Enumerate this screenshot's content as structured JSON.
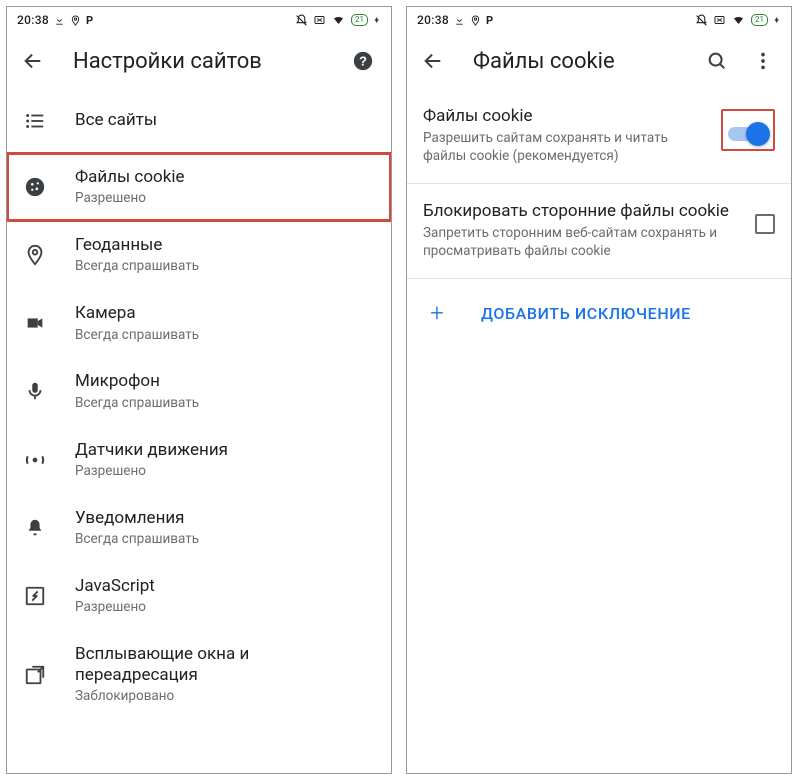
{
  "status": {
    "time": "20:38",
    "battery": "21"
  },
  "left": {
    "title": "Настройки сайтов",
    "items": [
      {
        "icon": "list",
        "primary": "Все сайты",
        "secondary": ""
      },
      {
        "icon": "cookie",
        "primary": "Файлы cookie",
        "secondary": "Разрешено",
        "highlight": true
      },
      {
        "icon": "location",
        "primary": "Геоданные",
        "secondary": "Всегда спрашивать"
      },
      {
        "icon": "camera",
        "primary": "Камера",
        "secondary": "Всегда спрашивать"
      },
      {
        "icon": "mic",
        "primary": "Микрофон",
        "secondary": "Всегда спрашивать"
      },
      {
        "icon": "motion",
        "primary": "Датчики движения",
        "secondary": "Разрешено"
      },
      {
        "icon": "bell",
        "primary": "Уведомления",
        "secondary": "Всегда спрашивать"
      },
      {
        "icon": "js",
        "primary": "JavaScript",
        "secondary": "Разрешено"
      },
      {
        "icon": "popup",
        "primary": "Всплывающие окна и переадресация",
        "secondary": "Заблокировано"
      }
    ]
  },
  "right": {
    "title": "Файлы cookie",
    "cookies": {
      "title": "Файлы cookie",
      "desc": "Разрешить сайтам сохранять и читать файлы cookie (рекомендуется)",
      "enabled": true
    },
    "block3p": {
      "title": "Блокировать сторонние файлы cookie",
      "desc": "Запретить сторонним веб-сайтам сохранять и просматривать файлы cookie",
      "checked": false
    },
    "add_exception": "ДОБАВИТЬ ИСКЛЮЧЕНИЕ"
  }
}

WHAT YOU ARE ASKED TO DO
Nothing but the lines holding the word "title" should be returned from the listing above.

REPLY TO THE TASK
    "title": "Настройки сайтов",
    "title": "Файлы cookie",
      "title": "Файлы cookie",
      "title": "Блокировать сторонние файлы cookie",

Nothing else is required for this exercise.